Dataset extract —
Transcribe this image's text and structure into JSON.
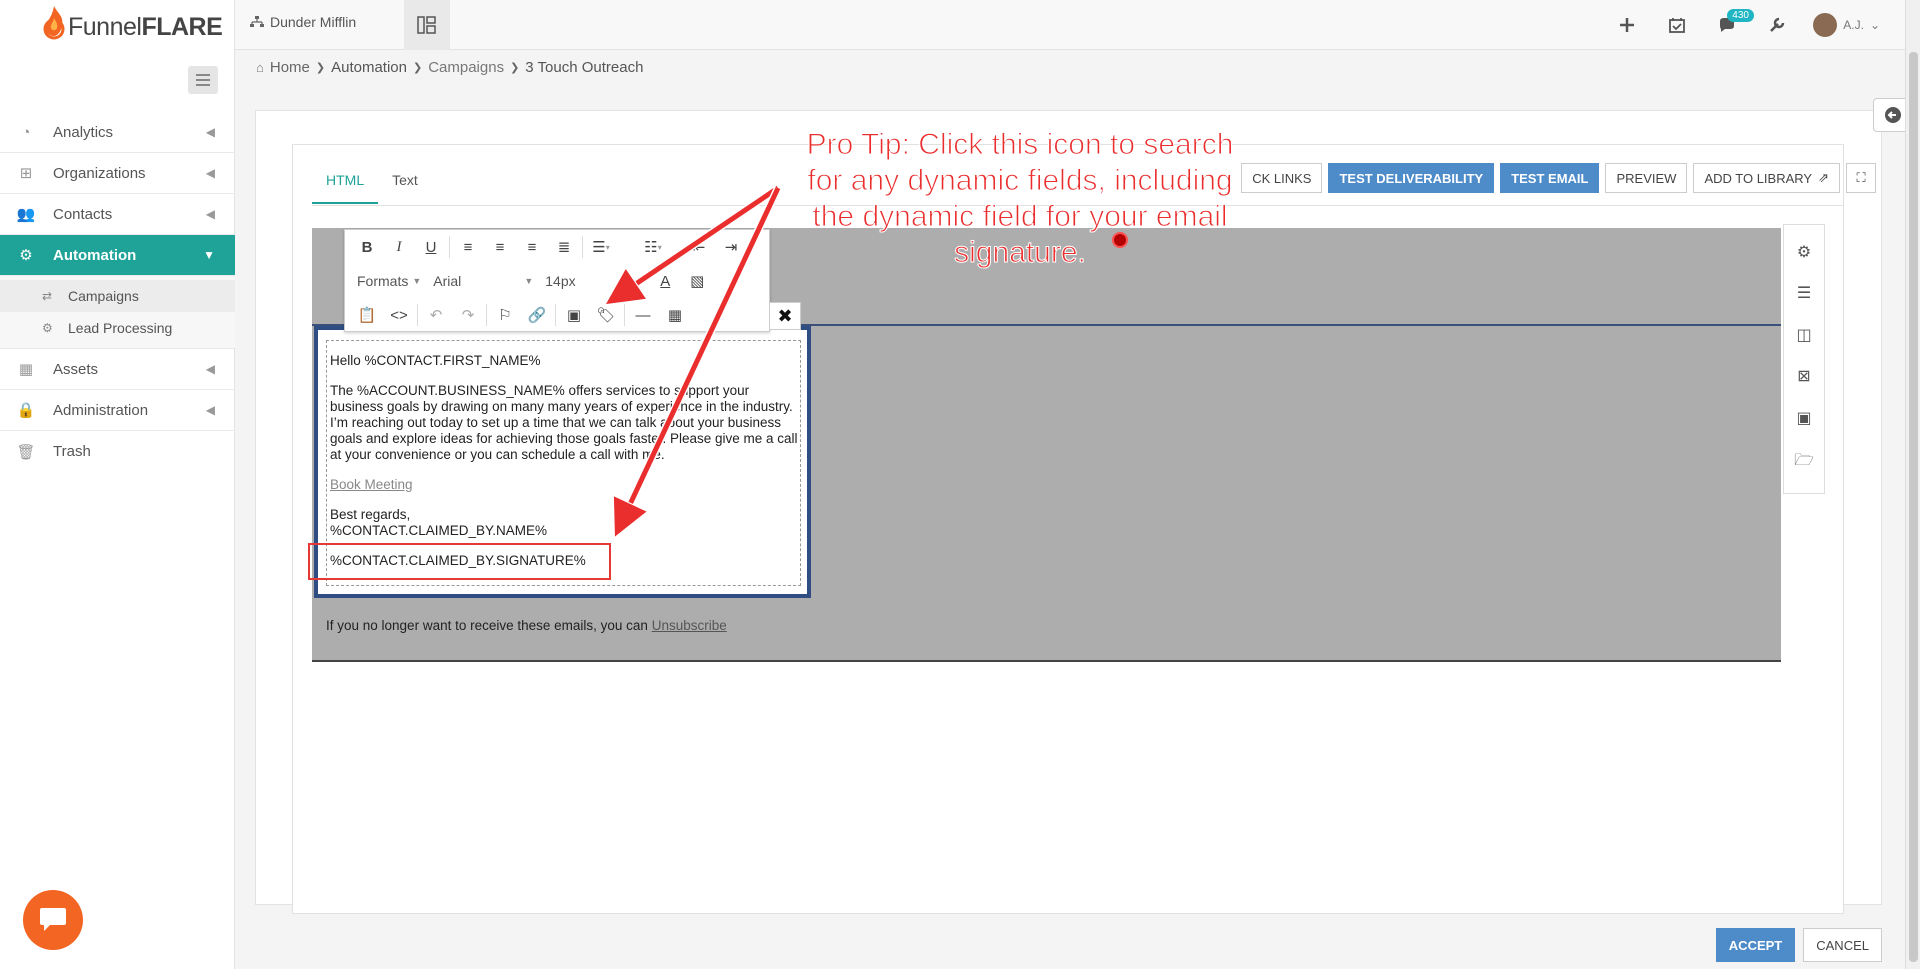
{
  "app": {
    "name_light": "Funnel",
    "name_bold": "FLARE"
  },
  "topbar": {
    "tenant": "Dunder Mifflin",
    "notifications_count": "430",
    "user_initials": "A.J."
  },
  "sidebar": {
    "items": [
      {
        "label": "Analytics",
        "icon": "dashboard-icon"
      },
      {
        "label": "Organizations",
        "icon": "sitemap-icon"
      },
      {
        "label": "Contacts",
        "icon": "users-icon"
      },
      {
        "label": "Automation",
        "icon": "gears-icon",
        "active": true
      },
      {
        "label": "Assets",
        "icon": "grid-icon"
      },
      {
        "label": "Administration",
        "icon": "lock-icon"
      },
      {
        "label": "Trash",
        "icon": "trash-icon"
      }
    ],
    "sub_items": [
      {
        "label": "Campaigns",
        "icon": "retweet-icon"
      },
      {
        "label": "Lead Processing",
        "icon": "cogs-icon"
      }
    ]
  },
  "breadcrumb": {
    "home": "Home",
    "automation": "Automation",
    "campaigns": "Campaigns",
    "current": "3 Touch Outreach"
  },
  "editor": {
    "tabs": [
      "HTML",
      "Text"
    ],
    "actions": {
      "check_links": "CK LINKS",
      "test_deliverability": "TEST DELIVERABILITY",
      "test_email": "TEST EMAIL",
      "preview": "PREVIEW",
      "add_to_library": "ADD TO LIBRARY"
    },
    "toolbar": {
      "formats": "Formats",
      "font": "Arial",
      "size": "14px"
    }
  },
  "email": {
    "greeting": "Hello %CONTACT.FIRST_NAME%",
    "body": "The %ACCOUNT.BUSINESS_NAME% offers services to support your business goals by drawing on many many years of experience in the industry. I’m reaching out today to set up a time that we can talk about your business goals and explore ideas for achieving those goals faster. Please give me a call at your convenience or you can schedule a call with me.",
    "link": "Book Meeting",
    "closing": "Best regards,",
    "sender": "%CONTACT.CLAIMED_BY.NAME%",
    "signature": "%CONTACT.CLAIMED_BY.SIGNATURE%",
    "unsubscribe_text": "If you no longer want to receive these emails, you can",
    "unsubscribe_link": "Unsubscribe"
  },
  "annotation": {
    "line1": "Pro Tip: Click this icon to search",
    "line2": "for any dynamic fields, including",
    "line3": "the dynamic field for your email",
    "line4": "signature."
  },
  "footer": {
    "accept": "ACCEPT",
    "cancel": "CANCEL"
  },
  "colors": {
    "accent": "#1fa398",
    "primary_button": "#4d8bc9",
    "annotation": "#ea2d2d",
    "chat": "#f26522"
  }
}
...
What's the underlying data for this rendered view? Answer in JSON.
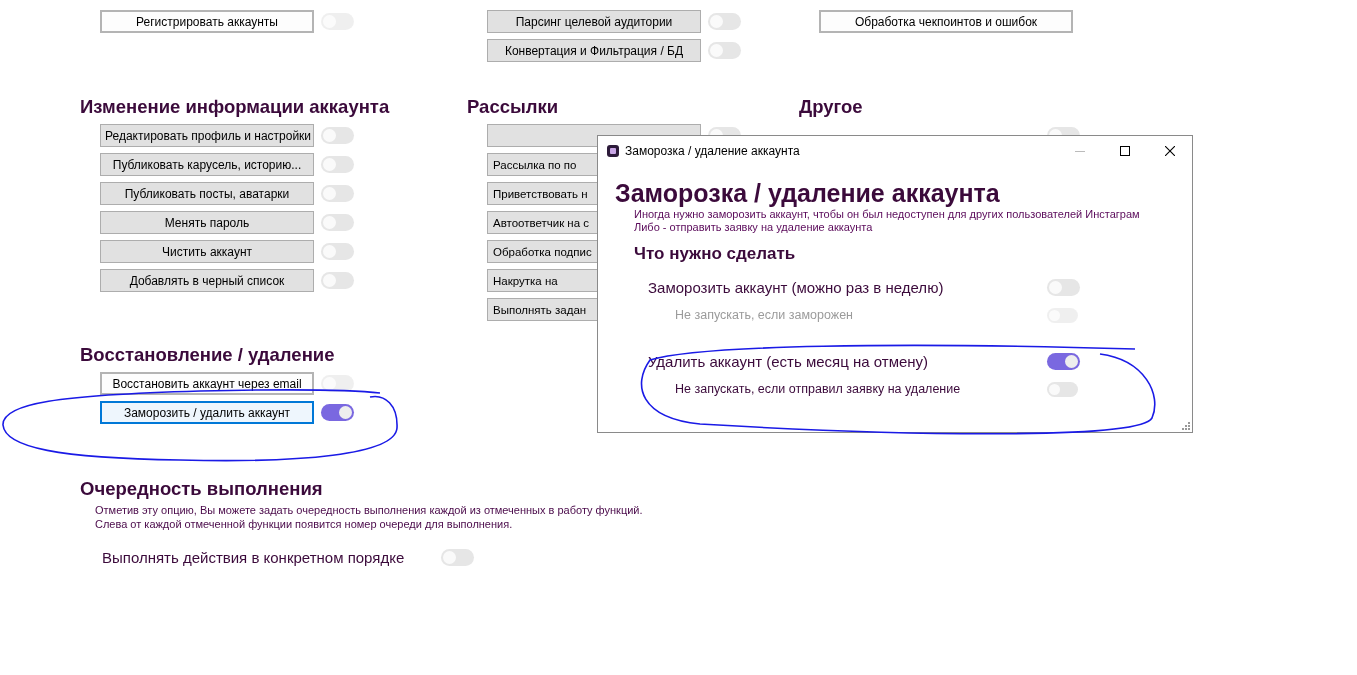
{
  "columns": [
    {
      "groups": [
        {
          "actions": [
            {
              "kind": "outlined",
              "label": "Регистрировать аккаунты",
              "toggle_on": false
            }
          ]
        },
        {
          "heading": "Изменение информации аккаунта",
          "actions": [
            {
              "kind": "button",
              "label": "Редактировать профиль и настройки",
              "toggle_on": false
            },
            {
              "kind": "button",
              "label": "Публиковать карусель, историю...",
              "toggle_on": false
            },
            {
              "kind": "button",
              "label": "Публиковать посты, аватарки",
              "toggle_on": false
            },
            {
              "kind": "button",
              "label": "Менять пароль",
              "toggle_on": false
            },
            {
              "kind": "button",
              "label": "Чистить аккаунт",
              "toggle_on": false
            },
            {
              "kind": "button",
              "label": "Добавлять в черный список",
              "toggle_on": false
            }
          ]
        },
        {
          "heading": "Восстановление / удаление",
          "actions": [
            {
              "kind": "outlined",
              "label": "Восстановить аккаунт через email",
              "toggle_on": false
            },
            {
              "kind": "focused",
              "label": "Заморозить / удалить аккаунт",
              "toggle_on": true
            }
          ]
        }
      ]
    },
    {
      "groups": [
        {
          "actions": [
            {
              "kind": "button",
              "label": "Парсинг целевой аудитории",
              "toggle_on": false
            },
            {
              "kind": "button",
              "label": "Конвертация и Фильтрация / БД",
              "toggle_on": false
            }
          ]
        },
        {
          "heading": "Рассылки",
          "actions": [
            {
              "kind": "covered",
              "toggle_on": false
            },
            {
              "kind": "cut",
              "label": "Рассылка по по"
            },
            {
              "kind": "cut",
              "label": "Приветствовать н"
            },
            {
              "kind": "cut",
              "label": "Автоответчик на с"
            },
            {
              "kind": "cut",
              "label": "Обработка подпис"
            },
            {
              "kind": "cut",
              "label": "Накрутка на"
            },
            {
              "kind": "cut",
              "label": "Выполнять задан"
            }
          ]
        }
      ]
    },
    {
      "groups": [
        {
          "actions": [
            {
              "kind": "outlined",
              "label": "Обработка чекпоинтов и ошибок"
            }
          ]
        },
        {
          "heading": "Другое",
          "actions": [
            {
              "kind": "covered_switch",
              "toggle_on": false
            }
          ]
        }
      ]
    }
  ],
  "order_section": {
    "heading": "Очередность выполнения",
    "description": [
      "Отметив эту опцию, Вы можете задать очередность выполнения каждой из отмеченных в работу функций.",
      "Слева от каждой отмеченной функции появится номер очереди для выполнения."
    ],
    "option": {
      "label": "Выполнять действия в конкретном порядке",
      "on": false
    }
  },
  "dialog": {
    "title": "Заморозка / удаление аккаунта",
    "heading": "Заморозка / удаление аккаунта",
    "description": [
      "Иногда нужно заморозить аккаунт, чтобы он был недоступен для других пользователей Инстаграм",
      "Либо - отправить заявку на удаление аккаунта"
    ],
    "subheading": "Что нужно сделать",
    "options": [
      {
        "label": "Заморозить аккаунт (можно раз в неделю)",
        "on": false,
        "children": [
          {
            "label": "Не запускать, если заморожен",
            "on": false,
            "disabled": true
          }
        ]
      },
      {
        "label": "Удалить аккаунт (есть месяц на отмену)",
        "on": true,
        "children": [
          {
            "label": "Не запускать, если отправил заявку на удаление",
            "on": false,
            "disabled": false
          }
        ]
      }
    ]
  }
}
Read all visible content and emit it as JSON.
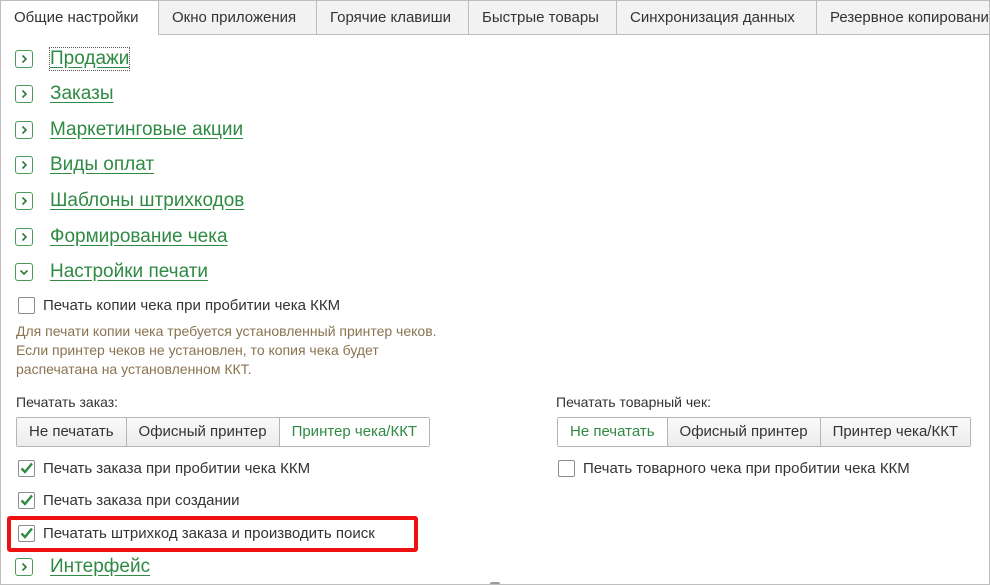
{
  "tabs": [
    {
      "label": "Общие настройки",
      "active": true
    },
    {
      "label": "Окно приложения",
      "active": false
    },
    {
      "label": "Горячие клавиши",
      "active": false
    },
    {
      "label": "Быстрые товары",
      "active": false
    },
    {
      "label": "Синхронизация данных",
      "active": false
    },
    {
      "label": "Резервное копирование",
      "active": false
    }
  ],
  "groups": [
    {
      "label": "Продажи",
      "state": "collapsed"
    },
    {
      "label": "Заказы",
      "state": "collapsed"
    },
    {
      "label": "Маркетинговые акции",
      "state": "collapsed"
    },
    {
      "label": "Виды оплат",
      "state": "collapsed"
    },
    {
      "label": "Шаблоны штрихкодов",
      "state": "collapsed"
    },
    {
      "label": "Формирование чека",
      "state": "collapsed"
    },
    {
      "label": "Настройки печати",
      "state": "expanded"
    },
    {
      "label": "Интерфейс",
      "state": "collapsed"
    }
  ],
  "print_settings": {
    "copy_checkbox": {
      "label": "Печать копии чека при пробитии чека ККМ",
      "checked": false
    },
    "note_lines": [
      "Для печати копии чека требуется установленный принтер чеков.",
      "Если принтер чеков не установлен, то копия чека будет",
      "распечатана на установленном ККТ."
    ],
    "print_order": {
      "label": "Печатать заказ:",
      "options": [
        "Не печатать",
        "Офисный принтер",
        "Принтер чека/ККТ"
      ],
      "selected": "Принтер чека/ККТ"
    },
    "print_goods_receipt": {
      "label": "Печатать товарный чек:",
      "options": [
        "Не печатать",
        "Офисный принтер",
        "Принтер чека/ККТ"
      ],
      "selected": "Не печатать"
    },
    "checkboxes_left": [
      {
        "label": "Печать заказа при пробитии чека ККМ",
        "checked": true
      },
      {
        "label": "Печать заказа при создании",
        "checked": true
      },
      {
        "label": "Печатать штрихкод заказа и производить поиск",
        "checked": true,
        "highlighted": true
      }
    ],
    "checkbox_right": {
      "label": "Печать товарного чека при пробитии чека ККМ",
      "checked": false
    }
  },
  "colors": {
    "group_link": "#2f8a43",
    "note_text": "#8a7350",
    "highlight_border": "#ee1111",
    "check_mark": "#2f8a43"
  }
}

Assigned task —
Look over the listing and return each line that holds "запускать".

Task output —
            "label": "Не запускать, если заморожен",
            "label": "Не запускать, если отправил заявку на удаление",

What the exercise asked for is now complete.